DATA EXCERPTS:
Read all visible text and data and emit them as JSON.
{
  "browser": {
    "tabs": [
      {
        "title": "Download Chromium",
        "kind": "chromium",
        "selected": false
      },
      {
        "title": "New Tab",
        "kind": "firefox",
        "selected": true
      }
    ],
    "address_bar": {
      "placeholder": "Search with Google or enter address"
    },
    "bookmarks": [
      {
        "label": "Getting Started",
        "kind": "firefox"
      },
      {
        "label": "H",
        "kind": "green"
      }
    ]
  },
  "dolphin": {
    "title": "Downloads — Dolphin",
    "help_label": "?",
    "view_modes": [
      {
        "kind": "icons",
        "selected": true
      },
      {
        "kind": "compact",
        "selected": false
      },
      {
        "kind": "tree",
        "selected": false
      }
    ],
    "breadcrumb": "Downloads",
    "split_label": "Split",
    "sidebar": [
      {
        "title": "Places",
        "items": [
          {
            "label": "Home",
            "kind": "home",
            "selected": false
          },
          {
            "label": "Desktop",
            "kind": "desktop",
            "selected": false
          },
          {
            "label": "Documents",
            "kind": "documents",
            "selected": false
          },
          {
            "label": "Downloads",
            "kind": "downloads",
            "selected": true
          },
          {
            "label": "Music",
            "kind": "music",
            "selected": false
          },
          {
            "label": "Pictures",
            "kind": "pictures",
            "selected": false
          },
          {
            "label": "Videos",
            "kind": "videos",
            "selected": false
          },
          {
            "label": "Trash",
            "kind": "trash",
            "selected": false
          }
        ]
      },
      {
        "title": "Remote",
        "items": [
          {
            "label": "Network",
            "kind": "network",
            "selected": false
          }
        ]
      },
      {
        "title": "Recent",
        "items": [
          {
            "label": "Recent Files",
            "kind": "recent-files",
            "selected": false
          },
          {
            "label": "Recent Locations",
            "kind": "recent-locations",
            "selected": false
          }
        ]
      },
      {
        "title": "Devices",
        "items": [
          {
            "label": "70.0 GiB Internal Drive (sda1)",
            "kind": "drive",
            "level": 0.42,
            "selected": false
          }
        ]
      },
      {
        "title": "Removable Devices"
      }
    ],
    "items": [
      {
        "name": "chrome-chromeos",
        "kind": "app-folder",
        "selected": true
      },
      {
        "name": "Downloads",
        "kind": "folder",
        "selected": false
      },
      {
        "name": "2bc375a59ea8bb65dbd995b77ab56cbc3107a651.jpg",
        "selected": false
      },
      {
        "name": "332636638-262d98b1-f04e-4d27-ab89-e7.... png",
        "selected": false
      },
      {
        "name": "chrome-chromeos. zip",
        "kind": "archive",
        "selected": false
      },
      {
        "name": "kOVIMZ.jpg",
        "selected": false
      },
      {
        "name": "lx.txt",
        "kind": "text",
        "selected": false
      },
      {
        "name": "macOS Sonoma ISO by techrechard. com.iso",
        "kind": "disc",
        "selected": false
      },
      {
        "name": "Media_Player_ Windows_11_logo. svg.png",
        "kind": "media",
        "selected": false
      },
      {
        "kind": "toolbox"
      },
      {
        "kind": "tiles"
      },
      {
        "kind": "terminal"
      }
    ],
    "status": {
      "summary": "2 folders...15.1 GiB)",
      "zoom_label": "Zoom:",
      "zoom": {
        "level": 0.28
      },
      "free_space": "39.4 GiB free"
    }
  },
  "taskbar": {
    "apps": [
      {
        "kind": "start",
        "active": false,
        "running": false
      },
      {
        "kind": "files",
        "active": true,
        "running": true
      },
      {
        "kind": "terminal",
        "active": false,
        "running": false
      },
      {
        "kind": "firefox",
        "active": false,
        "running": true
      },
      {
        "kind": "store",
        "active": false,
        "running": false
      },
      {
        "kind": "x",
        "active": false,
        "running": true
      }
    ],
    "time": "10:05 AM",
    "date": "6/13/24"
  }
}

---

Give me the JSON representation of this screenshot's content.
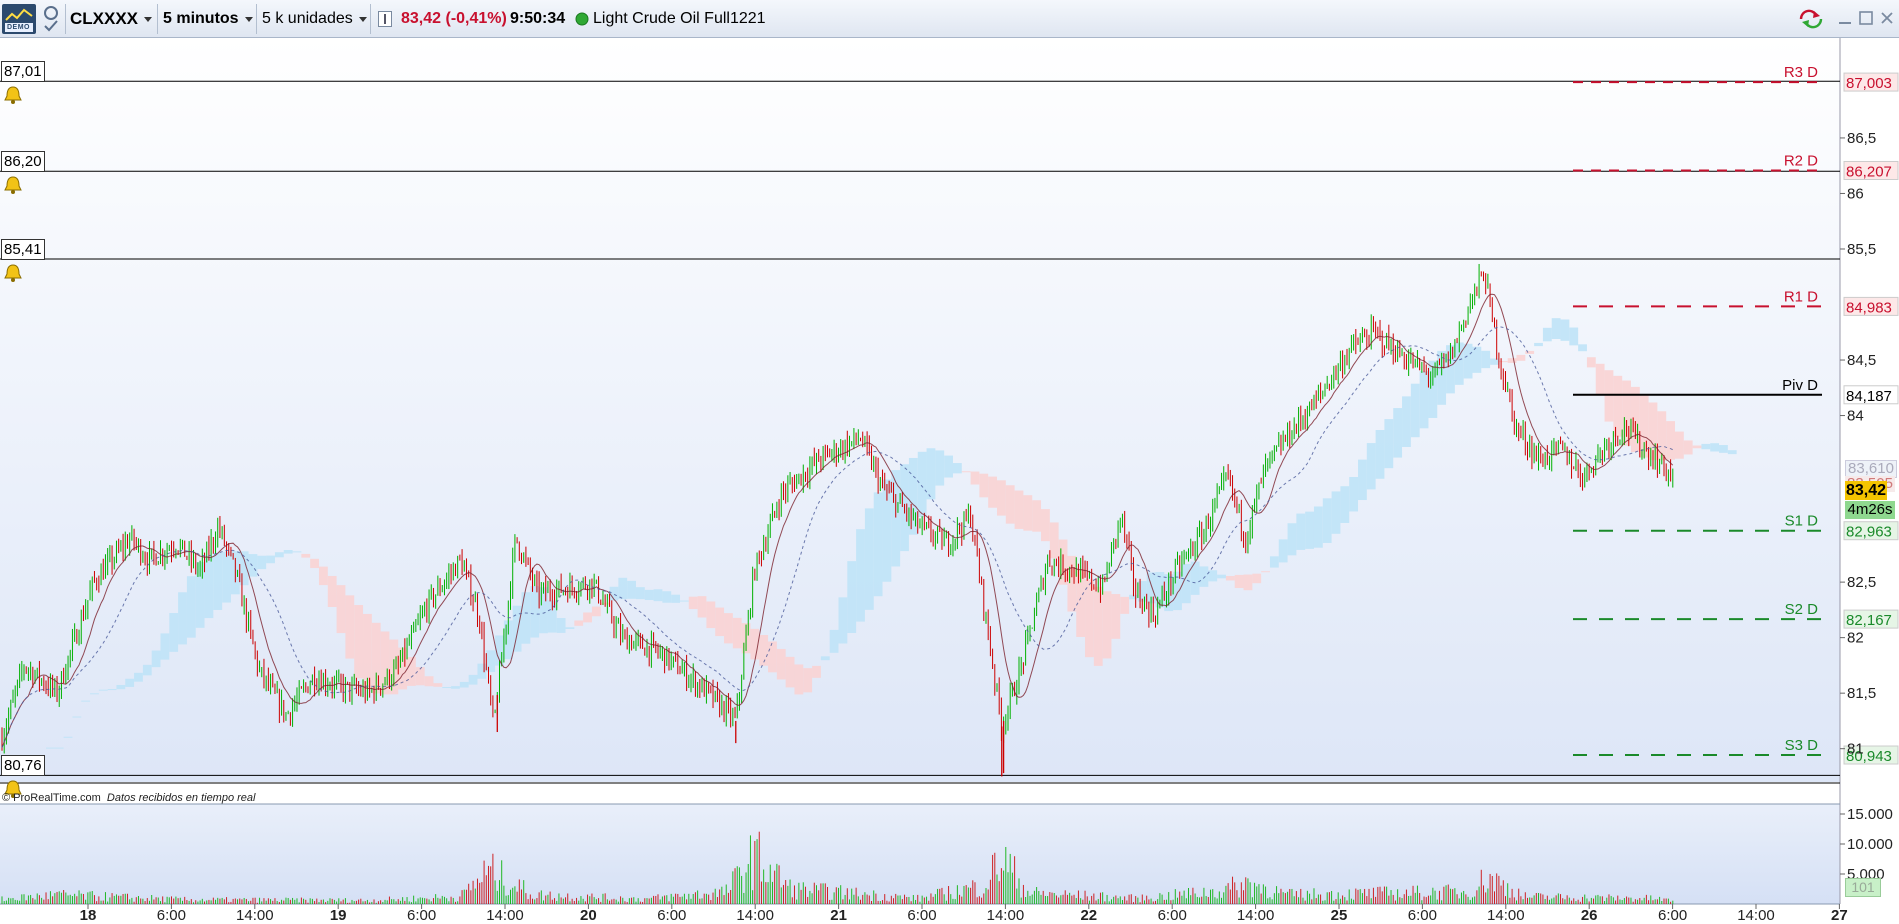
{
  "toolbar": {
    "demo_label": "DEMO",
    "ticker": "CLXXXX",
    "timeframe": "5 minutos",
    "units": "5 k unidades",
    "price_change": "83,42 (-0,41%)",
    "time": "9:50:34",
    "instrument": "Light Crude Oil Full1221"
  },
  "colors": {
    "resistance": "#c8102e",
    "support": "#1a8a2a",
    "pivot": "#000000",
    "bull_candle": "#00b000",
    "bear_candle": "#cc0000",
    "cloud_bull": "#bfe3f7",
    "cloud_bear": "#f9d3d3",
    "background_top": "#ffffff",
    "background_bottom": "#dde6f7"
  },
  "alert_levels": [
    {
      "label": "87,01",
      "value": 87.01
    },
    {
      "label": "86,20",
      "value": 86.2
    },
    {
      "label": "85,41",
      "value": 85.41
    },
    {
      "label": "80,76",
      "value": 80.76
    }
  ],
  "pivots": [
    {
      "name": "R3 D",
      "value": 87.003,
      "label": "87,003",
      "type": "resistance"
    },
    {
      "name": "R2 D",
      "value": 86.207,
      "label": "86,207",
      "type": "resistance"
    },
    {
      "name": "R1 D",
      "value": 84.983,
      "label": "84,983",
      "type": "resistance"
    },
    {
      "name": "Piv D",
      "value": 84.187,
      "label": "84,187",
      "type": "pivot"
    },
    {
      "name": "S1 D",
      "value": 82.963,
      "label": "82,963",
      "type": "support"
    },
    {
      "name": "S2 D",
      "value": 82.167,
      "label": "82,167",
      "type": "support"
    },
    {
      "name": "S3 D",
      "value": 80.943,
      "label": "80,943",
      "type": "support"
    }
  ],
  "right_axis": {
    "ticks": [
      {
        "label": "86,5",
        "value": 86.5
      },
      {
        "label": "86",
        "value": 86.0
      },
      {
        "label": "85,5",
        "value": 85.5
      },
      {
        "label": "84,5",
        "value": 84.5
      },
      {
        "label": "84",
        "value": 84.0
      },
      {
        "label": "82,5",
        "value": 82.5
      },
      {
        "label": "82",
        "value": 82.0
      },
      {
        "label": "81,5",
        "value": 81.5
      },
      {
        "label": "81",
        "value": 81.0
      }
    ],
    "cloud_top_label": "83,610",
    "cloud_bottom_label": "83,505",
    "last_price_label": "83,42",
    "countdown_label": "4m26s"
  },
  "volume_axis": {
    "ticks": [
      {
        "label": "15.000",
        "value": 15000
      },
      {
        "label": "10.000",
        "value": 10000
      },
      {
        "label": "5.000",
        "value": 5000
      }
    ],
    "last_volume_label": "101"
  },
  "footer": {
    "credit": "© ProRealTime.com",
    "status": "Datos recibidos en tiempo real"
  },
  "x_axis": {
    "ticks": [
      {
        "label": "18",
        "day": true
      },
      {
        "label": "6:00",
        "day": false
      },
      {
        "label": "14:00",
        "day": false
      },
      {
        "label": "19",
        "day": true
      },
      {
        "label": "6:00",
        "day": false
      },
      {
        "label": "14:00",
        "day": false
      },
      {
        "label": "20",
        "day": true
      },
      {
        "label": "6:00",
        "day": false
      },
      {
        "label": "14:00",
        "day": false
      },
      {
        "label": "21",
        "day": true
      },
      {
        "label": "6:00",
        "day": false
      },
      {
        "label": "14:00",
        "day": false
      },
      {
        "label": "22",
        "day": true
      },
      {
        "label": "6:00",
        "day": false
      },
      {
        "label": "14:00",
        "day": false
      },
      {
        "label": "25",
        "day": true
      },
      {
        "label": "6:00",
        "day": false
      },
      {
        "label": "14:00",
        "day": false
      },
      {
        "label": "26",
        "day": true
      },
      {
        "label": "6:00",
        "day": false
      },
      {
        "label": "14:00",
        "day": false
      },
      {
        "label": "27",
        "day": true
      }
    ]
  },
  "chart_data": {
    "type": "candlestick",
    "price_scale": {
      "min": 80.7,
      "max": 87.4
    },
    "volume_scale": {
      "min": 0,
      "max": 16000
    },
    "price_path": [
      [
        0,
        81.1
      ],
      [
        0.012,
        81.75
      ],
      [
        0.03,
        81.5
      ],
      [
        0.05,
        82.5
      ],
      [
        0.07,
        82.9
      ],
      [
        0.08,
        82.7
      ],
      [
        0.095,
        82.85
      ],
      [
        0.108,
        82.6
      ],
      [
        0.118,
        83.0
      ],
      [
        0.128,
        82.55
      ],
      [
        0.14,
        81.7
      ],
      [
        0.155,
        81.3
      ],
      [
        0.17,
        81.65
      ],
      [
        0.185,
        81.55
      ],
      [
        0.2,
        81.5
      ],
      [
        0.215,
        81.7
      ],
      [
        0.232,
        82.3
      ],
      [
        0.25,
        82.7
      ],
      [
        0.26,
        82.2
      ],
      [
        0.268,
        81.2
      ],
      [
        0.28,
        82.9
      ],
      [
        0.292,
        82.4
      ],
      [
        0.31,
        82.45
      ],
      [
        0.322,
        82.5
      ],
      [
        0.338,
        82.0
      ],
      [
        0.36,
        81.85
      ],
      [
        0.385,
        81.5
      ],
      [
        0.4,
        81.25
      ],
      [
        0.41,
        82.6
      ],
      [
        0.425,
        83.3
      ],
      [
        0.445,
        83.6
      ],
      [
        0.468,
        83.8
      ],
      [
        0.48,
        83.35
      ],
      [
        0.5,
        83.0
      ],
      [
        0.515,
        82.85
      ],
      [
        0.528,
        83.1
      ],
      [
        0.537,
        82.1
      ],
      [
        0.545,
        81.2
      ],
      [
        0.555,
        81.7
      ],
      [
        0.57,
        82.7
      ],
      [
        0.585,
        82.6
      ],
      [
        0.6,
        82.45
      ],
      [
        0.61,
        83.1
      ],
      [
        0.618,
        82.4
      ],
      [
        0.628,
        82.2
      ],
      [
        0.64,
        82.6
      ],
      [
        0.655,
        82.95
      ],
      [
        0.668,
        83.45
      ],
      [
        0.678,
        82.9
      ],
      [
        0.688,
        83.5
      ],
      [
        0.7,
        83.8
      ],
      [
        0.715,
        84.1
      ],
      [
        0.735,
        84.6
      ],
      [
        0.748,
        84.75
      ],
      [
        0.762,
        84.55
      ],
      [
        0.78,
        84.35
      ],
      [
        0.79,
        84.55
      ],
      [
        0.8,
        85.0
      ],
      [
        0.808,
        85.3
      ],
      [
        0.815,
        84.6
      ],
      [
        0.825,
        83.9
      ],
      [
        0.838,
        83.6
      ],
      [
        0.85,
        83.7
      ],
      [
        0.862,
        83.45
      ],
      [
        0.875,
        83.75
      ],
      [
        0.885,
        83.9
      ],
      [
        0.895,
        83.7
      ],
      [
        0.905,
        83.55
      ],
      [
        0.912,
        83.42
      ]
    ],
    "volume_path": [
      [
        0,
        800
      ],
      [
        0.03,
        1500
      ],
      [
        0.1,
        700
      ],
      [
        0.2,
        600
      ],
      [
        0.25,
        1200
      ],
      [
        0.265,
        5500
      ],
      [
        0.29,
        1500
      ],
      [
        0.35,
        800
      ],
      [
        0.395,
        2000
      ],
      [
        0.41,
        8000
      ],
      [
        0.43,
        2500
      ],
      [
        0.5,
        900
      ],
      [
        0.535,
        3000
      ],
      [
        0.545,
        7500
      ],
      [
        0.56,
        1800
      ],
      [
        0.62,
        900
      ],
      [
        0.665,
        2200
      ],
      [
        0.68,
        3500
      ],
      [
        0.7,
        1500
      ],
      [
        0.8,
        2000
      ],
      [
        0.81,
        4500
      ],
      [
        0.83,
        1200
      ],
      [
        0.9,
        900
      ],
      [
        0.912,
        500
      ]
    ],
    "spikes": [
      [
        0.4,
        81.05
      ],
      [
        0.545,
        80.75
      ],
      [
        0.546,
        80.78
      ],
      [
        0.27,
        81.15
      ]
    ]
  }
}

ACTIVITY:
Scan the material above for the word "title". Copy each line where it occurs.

EXERCISE SOLUTION:
        "title": "Download Chromium",
        "title": "New Tab",
    "title": "Downloads — Dolphin",
        "title": "Places",
        "title": "Remote",
        "title": "Recent",
        "title": "Devices",
        "title": "Removable Devices"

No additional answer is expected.